+++ INPUT MATERIAL +++

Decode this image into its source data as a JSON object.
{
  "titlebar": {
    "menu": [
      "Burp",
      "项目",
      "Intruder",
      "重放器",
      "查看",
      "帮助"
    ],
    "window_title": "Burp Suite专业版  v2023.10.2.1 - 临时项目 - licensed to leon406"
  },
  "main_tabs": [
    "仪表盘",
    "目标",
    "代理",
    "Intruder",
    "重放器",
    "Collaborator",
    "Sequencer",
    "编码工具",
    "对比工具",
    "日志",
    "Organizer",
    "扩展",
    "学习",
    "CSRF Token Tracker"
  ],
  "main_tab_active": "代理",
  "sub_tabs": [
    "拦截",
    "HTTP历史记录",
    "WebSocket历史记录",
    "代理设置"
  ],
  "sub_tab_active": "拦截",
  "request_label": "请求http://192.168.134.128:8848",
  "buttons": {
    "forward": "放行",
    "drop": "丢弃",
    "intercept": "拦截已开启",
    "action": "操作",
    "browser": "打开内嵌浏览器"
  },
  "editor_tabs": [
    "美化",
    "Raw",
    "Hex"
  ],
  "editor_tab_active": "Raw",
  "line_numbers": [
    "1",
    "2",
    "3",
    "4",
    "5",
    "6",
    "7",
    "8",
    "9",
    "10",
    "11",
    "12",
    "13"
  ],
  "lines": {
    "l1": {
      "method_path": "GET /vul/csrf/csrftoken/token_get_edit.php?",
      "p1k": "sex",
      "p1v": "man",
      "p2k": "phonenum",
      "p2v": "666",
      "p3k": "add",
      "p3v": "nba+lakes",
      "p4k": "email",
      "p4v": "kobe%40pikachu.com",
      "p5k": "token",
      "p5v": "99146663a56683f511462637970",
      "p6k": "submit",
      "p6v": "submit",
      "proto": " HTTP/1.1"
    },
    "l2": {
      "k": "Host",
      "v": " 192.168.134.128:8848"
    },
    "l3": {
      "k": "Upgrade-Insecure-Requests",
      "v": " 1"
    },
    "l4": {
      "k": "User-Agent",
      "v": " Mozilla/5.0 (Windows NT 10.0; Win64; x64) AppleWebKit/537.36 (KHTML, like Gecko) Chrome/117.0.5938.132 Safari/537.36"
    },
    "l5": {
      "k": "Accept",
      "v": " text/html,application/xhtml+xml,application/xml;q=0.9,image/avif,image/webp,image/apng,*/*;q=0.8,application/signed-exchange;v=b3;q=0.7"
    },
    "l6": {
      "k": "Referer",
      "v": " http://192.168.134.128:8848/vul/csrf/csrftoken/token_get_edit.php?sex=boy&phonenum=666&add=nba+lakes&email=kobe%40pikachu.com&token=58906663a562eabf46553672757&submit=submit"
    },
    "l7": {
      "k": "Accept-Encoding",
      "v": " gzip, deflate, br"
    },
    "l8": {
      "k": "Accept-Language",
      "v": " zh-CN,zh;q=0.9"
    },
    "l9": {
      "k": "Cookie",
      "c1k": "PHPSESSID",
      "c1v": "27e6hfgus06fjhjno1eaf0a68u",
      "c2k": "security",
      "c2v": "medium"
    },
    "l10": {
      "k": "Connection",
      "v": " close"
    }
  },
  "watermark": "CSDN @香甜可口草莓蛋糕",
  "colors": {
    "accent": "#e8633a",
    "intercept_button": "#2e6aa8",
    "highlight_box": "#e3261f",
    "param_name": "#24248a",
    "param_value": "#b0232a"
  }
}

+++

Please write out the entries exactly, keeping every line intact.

Decode this image into its source data as a JSON object.
{
  "titlebar": {
    "menu": [
      "Burp",
      "项目",
      "Intruder",
      "重放器",
      "查看",
      "帮助"
    ],
    "window_title": "Burp Suite专业版  v2023.10.2.1 - 临时项目 - licensed to leon406"
  },
  "main_tabs": [
    "仪表盘",
    "目标",
    "代理",
    "Intruder",
    "重放器",
    "Collaborator",
    "Sequencer",
    "编码工具",
    "对比工具",
    "日志",
    "Organizer",
    "扩展",
    "学习",
    "CSRF Token Tracker"
  ],
  "main_tab_active": "代理",
  "sub_tabs": [
    "拦截",
    "HTTP历史记录",
    "WebSocket历史记录",
    "代理设置"
  ],
  "sub_tab_active": "拦截",
  "request_label": "请求http://192.168.134.128:8848",
  "buttons": {
    "forward": "放行",
    "drop": "丢弃",
    "intercept": "拦截已开启",
    "action": "操作",
    "browser": "打开内嵌浏览器"
  },
  "editor_tabs": [
    "美化",
    "Raw",
    "Hex"
  ],
  "editor_tab_active": "Raw",
  "line_numbers": [
    "1",
    "2",
    "3",
    "4",
    "5",
    "6",
    "7",
    "8",
    "9",
    "10",
    "11",
    "12",
    "13"
  ],
  "lines": {
    "l1": {
      "method_path": "GET /vul/csrf/csrftoken/token_get_edit.php?",
      "p1k": "sex",
      "p1v": "man",
      "p2k": "phonenum",
      "p2v": "666",
      "p3k": "add",
      "p3v": "nba+lakes",
      "p4k": "email",
      "p4v": "kobe%40pikachu.com",
      "p5k": "token",
      "p5v": "99146663a56683f511462637970",
      "p6k": "submit",
      "p6v": "submit",
      "proto": " HTTP/1.1"
    },
    "l2": {
      "k": "Host",
      "v": " 192.168.134.128:8848"
    },
    "l3": {
      "k": "Upgrade-Insecure-Requests",
      "v": " 1"
    },
    "l4": {
      "k": "User-Agent",
      "v": " Mozilla/5.0 (Windows NT 10.0; Win64; x64) AppleWebKit/537.36 (KHTML, like Gecko) Chrome/117.0.5938.132 Safari/537.36"
    },
    "l5": {
      "k": "Accept",
      "v": " text/html,application/xhtml+xml,application/xml;q=0.9,image/avif,image/webp,image/apng,*/*;q=0.8,application/signed-exchange;v=b3;q=0.7"
    },
    "l6": {
      "k": "Referer",
      "v": " http://192.168.134.128:8848/vul/csrf/csrftoken/token_get_edit.php?sex=boy&phonenum=666&add=nba+lakes&email=kobe%40pikachu.com&token=58906663a562eabf46553672757&submit=submit"
    },
    "l7": {
      "k": "Accept-Encoding",
      "v": " gzip, deflate, br"
    },
    "l8": {
      "k": "Accept-Language",
      "v": " zh-CN,zh;q=0.9"
    },
    "l9": {
      "k": "Cookie",
      "c1k": "PHPSESSID",
      "c1v": "27e6hfgus06fjhjno1eaf0a68u",
      "c2k": "security",
      "c2v": "medium"
    },
    "l10": {
      "k": "Connection",
      "v": " close"
    }
  },
  "watermark": "CSDN @香甜可口草莓蛋糕",
  "colors": {
    "accent": "#e8633a",
    "intercept_button": "#2e6aa8",
    "highlight_box": "#e3261f",
    "param_name": "#24248a",
    "param_value": "#b0232a"
  }
}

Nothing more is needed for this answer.